Exercise description: Write every entry out again exactly, please, and skip the pictures.

Source data:
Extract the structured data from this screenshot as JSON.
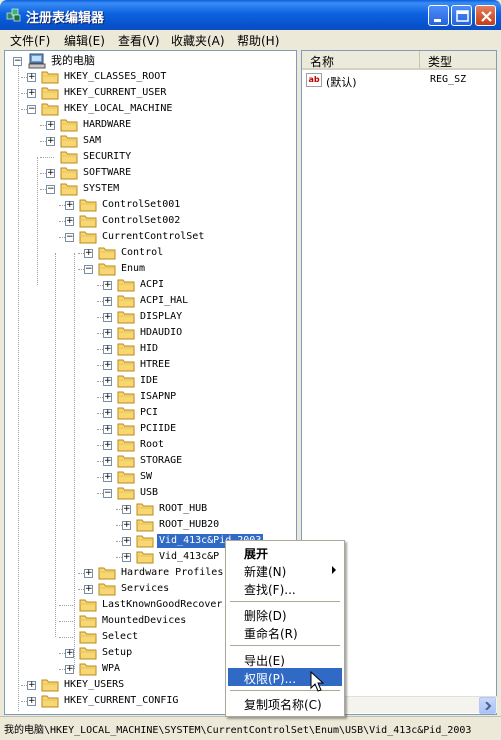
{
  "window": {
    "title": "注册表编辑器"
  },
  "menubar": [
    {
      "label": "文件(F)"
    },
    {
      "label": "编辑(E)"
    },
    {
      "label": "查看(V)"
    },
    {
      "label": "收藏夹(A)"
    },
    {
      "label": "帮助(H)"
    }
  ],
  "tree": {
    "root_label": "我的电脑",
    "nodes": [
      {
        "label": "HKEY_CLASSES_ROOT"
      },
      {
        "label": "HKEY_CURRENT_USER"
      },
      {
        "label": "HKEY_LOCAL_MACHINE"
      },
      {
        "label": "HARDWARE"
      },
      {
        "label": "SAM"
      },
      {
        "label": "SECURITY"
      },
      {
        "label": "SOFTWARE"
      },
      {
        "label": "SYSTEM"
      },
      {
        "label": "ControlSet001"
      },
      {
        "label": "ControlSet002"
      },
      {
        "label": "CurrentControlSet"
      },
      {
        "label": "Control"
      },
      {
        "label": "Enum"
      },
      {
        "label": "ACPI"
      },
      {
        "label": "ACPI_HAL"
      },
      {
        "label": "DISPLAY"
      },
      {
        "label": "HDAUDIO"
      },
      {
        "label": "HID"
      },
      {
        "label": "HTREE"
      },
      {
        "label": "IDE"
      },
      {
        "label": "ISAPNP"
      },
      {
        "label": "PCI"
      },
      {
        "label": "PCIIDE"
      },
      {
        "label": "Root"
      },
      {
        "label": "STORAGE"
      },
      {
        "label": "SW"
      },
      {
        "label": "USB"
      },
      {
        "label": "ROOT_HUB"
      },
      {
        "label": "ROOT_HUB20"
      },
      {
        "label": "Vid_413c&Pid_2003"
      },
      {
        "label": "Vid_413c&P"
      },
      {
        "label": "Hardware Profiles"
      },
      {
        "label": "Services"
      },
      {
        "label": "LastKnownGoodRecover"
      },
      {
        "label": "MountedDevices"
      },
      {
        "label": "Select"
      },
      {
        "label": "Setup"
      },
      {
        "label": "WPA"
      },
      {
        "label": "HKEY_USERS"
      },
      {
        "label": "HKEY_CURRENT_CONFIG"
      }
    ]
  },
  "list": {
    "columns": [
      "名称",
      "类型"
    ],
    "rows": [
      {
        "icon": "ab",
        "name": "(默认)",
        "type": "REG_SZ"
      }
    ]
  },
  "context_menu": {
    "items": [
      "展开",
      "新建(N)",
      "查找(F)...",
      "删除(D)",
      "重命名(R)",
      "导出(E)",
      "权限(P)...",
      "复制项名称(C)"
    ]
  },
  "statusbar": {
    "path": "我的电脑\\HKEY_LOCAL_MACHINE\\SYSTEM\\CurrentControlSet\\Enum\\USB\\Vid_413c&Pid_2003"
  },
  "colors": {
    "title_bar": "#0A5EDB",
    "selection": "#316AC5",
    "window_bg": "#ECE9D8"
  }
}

Solution for this exercise:
Extract the structured data from this screenshot as JSON.
{
  "window": {
    "title": "注册表编辑器"
  },
  "menubar": [
    {
      "label": "文件(F)"
    },
    {
      "label": "编辑(E)"
    },
    {
      "label": "查看(V)"
    },
    {
      "label": "收藏夹(A)"
    },
    {
      "label": "帮助(H)"
    }
  ],
  "tree": {
    "root_label": "我的电脑",
    "nodes": [
      {
        "label": "HKEY_CLASSES_ROOT"
      },
      {
        "label": "HKEY_CURRENT_USER"
      },
      {
        "label": "HKEY_LOCAL_MACHINE"
      },
      {
        "label": "HARDWARE"
      },
      {
        "label": "SAM"
      },
      {
        "label": "SECURITY"
      },
      {
        "label": "SOFTWARE"
      },
      {
        "label": "SYSTEM"
      },
      {
        "label": "ControlSet001"
      },
      {
        "label": "ControlSet002"
      },
      {
        "label": "CurrentControlSet"
      },
      {
        "label": "Control"
      },
      {
        "label": "Enum"
      },
      {
        "label": "ACPI"
      },
      {
        "label": "ACPI_HAL"
      },
      {
        "label": "DISPLAY"
      },
      {
        "label": "HDAUDIO"
      },
      {
        "label": "HID"
      },
      {
        "label": "HTREE"
      },
      {
        "label": "IDE"
      },
      {
        "label": "ISAPNP"
      },
      {
        "label": "PCI"
      },
      {
        "label": "PCIIDE"
      },
      {
        "label": "Root"
      },
      {
        "label": "STORAGE"
      },
      {
        "label": "SW"
      },
      {
        "label": "USB"
      },
      {
        "label": "ROOT_HUB"
      },
      {
        "label": "ROOT_HUB20"
      },
      {
        "label": "Vid_413c&Pid_2003"
      },
      {
        "label": "Vid_413c&P"
      },
      {
        "label": "Hardware Profiles"
      },
      {
        "label": "Services"
      },
      {
        "label": "LastKnownGoodRecover"
      },
      {
        "label": "MountedDevices"
      },
      {
        "label": "Select"
      },
      {
        "label": "Setup"
      },
      {
        "label": "WPA"
      },
      {
        "label": "HKEY_USERS"
      },
      {
        "label": "HKEY_CURRENT_CONFIG"
      }
    ]
  },
  "list": {
    "columns": [
      "名称",
      "类型"
    ],
    "rows": [
      {
        "icon": "ab",
        "name": "(默认)",
        "type": "REG_SZ"
      }
    ]
  },
  "context_menu": {
    "items": [
      "展开",
      "新建(N)",
      "查找(F)...",
      "删除(D)",
      "重命名(R)",
      "导出(E)",
      "权限(P)...",
      "复制项名称(C)"
    ]
  },
  "statusbar": {
    "path": "我的电脑\\HKEY_LOCAL_MACHINE\\SYSTEM\\CurrentControlSet\\Enum\\USB\\Vid_413c&Pid_2003"
  },
  "colors": {
    "title_bar": "#0A5EDB",
    "selection": "#316AC5",
    "window_bg": "#ECE9D8"
  }
}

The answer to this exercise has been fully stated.